“I DO not think that he should pre-empt the outcome of the inquiry.” That was Boris Johnson’s response when quizzed on the Sue Gate partygate probe in the Commons on January 12, 2022.

“[Keir Starmer] should wait, he should wait before he jumps to conclusions,” he added that same day. “May I humbly suggest to him that he should wait until the inquiry has concluded?”

A week later, the line was the same. “We have an inquiry, and I am not going to anticipate that inquiry.”

Johnson and his Tory ministers were absolutely adamant at the time, repeating the same line again and again: Gray was investigating and no one could possibly comment on anything while that was ongoing.

Now, that core principle (which was always really just political spin) has gone out the window.

READ MORE: Boris Johnson’s defence against partygate contempt probe due to be published

Instead, Johnson is furiously briefing against the Privileges Committee of MPs investigating whether he misled parliament over the partygate scandal.

The investigation is ongoing – the former prime minister is due to give a marathon evidence session on Wednesday – but he has no qualms about commenting on it.

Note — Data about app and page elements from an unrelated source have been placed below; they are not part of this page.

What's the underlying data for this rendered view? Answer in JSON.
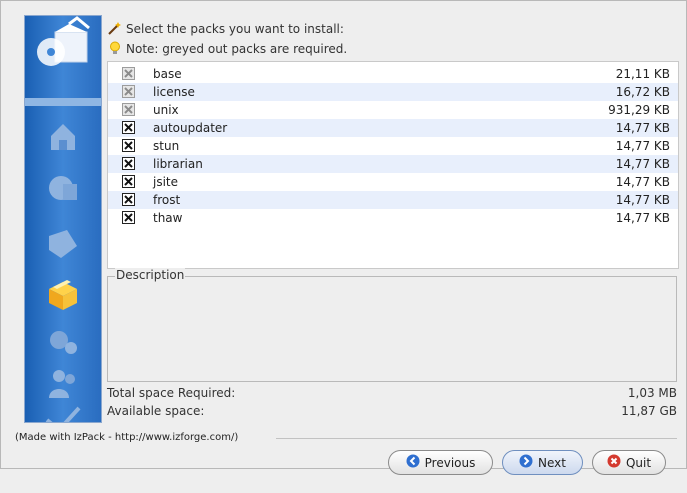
{
  "header": {
    "line1": "Select the packs you want to install:",
    "line2": "Note: greyed out packs are required."
  },
  "packs": [
    {
      "name": "base",
      "size": "21,11 KB",
      "required": true
    },
    {
      "name": "license",
      "size": "16,72 KB",
      "required": true
    },
    {
      "name": "unix",
      "size": "931,29 KB",
      "required": true
    },
    {
      "name": "autoupdater",
      "size": "14,77 KB",
      "required": false
    },
    {
      "name": "stun",
      "size": "14,77 KB",
      "required": false
    },
    {
      "name": "librarian",
      "size": "14,77 KB",
      "required": false
    },
    {
      "name": "jsite",
      "size": "14,77 KB",
      "required": false
    },
    {
      "name": "frost",
      "size": "14,77 KB",
      "required": false
    },
    {
      "name": "thaw",
      "size": "14,77 KB",
      "required": false
    }
  ],
  "description": {
    "legend": "Description",
    "text": ""
  },
  "space": {
    "required_label": "Total space Required:",
    "required_value": "1,03 MB",
    "available_label": "Available space:",
    "available_value": "11,87 GB"
  },
  "footer": {
    "made_with": "(Made with IzPack - http://www.izforge.com/)"
  },
  "buttons": {
    "previous": "Previous",
    "next": "Next",
    "quit": "Quit"
  },
  "colors": {
    "sidebar": "#2a6dc0",
    "row_alt": "#e8effc",
    "next_accent": "#6f8fbf"
  }
}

“The committee will find Boris did not mislead Parliament,” a source close to Johnson’s defence team told The Telegraph.

That “source” said the former Tory leaders’ taxpayer-funded lawyers will “say a lot about how unfair the process has been”, and accuse the Privileges Committee of “moving the goalposts” to find Johnson guilty.

Fierce Johnson ally Jacob Rees-Mogg is also attacking the committee, saying it makes “kangaroo court look respectable”, and claiming its Labour chair is involved in a “stitch up”.

Conveniently ignored is the fact that of the seven MPs probing Johnson, four of them are Tories.

“It is an intriguing and novel tactic by Boris Johnson and his lawyers to attack the integrity of the cross-party privileges committee and its chair [Harriet] Harman even before he has presented his evidence to it,” ITV’s Robert Peston tweeted, adding that it had “shades of the Trump playbook”.

The reason for Johnson’s attempt to pre-empt the inquiry and control the media narrative is clear. Like Donald Trump – who may be arrested later this week – the law-breaking former prime minister is panicking. His political career hinges on the findings of the committee’s report.

READ MORE: Stuart Cosgrove: 10 slippery phrases politicians give instead of straight answers

Prime Minister Rishi Sunak is expected to give his MPs a free vote on any sanctions recommended if Johnson is found to have misled parliament, which could lead to a suspension and ultimately even a by-election in his Uxbridge and South Ruislip seat.

Such an expulsion would mark an ignominious end to an ignominious parliamentary career, and is one Johnson is desperate to avoid.

With so much at stake, is it any wonder he has scrapped his “I won’t comment on an ongoing investigation” principle?

After all, sticking to principles is not something Johnson has ever been known for.